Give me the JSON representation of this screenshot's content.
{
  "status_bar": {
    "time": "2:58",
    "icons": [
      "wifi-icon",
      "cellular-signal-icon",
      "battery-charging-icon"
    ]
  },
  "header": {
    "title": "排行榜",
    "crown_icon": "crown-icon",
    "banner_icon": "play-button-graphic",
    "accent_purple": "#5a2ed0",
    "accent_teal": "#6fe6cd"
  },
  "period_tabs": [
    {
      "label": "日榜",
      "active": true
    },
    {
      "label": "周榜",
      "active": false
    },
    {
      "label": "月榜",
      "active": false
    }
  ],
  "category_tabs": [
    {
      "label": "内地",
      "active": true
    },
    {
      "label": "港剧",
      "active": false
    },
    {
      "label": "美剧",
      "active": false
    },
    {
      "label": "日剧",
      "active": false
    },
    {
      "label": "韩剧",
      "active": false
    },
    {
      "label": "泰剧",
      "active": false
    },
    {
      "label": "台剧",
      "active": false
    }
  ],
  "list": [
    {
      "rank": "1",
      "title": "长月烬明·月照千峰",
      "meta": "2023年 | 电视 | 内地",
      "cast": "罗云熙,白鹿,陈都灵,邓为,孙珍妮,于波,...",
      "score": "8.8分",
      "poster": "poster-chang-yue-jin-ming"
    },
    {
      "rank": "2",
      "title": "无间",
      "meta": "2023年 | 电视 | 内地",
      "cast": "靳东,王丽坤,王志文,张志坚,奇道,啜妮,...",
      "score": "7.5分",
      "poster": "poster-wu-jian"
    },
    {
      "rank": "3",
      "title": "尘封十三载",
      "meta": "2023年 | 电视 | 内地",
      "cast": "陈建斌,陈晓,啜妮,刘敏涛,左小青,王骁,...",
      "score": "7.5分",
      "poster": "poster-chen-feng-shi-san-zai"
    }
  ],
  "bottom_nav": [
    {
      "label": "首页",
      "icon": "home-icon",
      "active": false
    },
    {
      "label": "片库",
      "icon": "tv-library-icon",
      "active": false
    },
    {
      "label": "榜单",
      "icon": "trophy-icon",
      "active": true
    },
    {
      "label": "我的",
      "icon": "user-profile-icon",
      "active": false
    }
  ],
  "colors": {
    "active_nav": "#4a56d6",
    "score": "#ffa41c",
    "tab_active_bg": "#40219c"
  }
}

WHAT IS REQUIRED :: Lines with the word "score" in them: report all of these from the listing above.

ANSWER AREA ::
      "score": "8.8分",
      "score": "7.5分",
      "score": "7.5分",
    "score": "#ffa41c",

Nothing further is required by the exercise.